▶ Problem description
I'd like the entries reproduced exactly, with all pictures omitted.

▶ Extracted data
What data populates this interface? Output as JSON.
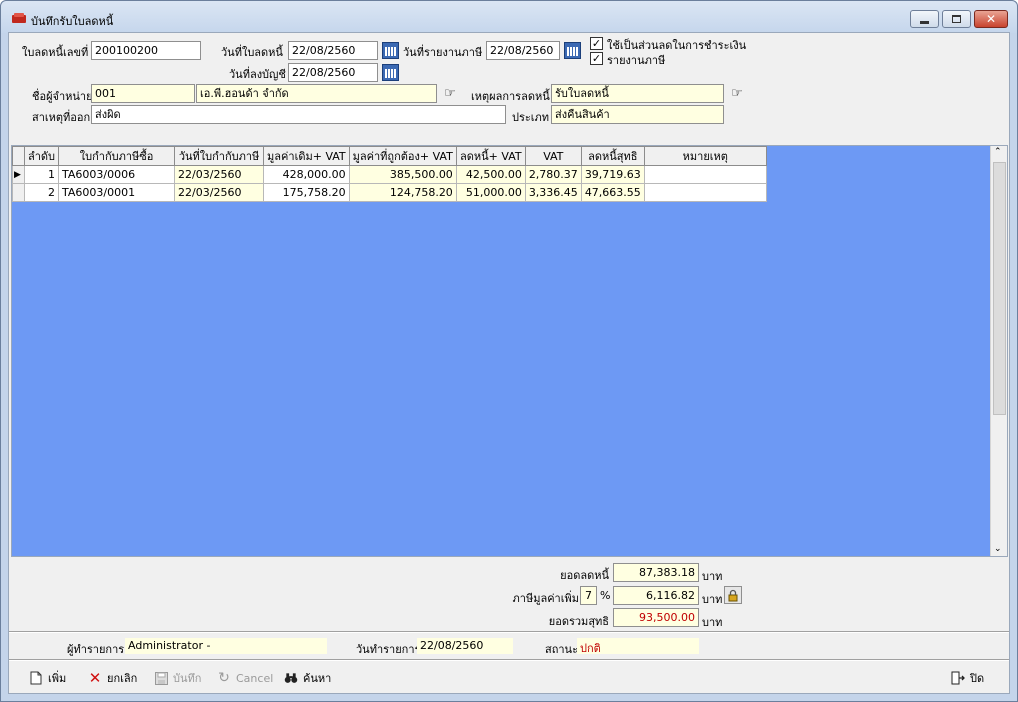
{
  "window": {
    "title": "บันทึกรับใบลดหนี้"
  },
  "header": {
    "doc_no_label": "ใบลดหนี้เลขที่",
    "doc_no": "200100200",
    "doc_date_label": "วันที่ใบลดหนี้",
    "doc_date": "22/08/2560",
    "tax_report_date_label": "วันที่รายงานภาษี",
    "tax_report_date": "22/08/2560",
    "account_date_label": "วันที่ลงบัญชี",
    "account_date": "22/08/2560",
    "check_payment_label": "ใช้เป็นส่วนลดในการชำระเงิน",
    "check_tax_report_label": "รายงานภาษี",
    "vendor_label": "ชื่อผู้จำหน่าย",
    "vendor_code": "001",
    "vendor_name": "เอ.พี.ฮอนด้า จำกัด",
    "reason_label": "เหตุผลการลดหนี้",
    "reason": "รับใบลดหนี้",
    "cause_label": "สาเหตุที่ออก",
    "cause": "ส่งผิด",
    "type_label": "ประเภท",
    "type": "ส่งคืนสินค้า"
  },
  "grid": {
    "columns": [
      "ลำดับ",
      "ใบกำกับภาษีซื้อ",
      "วันที่ใบกำกับภาษี",
      "มูลค่าเดิม+ VAT",
      "มูลค่าที่ถูกต้อง+ VAT",
      "ลดหนี้+ VAT",
      "VAT",
      "ลดหนี้สุทธิ",
      "หมายเหตุ"
    ],
    "rows": [
      {
        "no": "1",
        "invoice": "TA6003/0006",
        "date": "22/03/2560",
        "orig": "428,000.00",
        "correct": "385,500.00",
        "credit": "42,500.00",
        "vat": "2,780.37",
        "net": "39,719.63",
        "note": ""
      },
      {
        "no": "2",
        "invoice": "TA6003/0001",
        "date": "22/03/2560",
        "orig": "175,758.20",
        "correct": "124,758.20",
        "credit": "51,000.00",
        "vat": "3,336.45",
        "net": "47,663.55",
        "note": ""
      }
    ]
  },
  "summary": {
    "credit_total_label": "ยอดลดหนี้",
    "credit_total": "87,383.18",
    "vat_label": "ภาษีมูลค่าเพิ่ม",
    "vat_rate": "7",
    "percent_sign": "%",
    "vat_amount": "6,116.82",
    "net_label": "ยอดรวมสุทธิ",
    "net_total": "93,500.00",
    "currency": "บาท"
  },
  "status": {
    "operator_label": "ผู้ทำรายการ",
    "operator": "Administrator -",
    "txn_date_label": "วันทำรายการ",
    "txn_date": "22/08/2560",
    "state_label": "สถานะ",
    "state": "ปกติ"
  },
  "toolbar": {
    "add": "เพิ่ม",
    "cancel_doc": "ยกเลิก",
    "save": "บันทึก",
    "cancel": "Cancel",
    "search": "ค้นหา",
    "close": "ปิด"
  },
  "colors": {
    "grid_bg": "#6d99f4",
    "state_text": "#c00000",
    "net_text": "#c00000"
  }
}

▶ Output of the exercise
What data populates this interface? Output as JSON.
{
  "window": {
    "title": "บันทึกรับใบลดหนี้"
  },
  "header": {
    "doc_no_label": "ใบลดหนี้เลขที่",
    "doc_no": "200100200",
    "doc_date_label": "วันที่ใบลดหนี้",
    "doc_date": "22/08/2560",
    "tax_report_date_label": "วันที่รายงานภาษี",
    "tax_report_date": "22/08/2560",
    "account_date_label": "วันที่ลงบัญชี",
    "account_date": "22/08/2560",
    "check_payment_label": "ใช้เป็นส่วนลดในการชำระเงิน",
    "check_tax_report_label": "รายงานภาษี",
    "vendor_label": "ชื่อผู้จำหน่าย",
    "vendor_code": "001",
    "vendor_name": "เอ.พี.ฮอนด้า จำกัด",
    "reason_label": "เหตุผลการลดหนี้",
    "reason": "รับใบลดหนี้",
    "cause_label": "สาเหตุที่ออก",
    "cause": "ส่งผิด",
    "type_label": "ประเภท",
    "type": "ส่งคืนสินค้า"
  },
  "grid": {
    "columns": [
      "ลำดับ",
      "ใบกำกับภาษีซื้อ",
      "วันที่ใบกำกับภาษี",
      "มูลค่าเดิม+ VAT",
      "มูลค่าที่ถูกต้อง+ VAT",
      "ลดหนี้+ VAT",
      "VAT",
      "ลดหนี้สุทธิ",
      "หมายเหตุ"
    ],
    "rows": [
      {
        "no": "1",
        "invoice": "TA6003/0006",
        "date": "22/03/2560",
        "orig": "428,000.00",
        "correct": "385,500.00",
        "credit": "42,500.00",
        "vat": "2,780.37",
        "net": "39,719.63",
        "note": ""
      },
      {
        "no": "2",
        "invoice": "TA6003/0001",
        "date": "22/03/2560",
        "orig": "175,758.20",
        "correct": "124,758.20",
        "credit": "51,000.00",
        "vat": "3,336.45",
        "net": "47,663.55",
        "note": ""
      }
    ]
  },
  "summary": {
    "credit_total_label": "ยอดลดหนี้",
    "credit_total": "87,383.18",
    "vat_label": "ภาษีมูลค่าเพิ่ม",
    "vat_rate": "7",
    "percent_sign": "%",
    "vat_amount": "6,116.82",
    "net_label": "ยอดรวมสุทธิ",
    "net_total": "93,500.00",
    "currency": "บาท"
  },
  "status": {
    "operator_label": "ผู้ทำรายการ",
    "operator": "Administrator -",
    "txn_date_label": "วันทำรายการ",
    "txn_date": "22/08/2560",
    "state_label": "สถานะ",
    "state": "ปกติ"
  },
  "toolbar": {
    "add": "เพิ่ม",
    "cancel_doc": "ยกเลิก",
    "save": "บันทึก",
    "cancel": "Cancel",
    "search": "ค้นหา",
    "close": "ปิด"
  },
  "colors": {
    "grid_bg": "#6d99f4",
    "state_text": "#c00000",
    "net_text": "#c00000"
  }
}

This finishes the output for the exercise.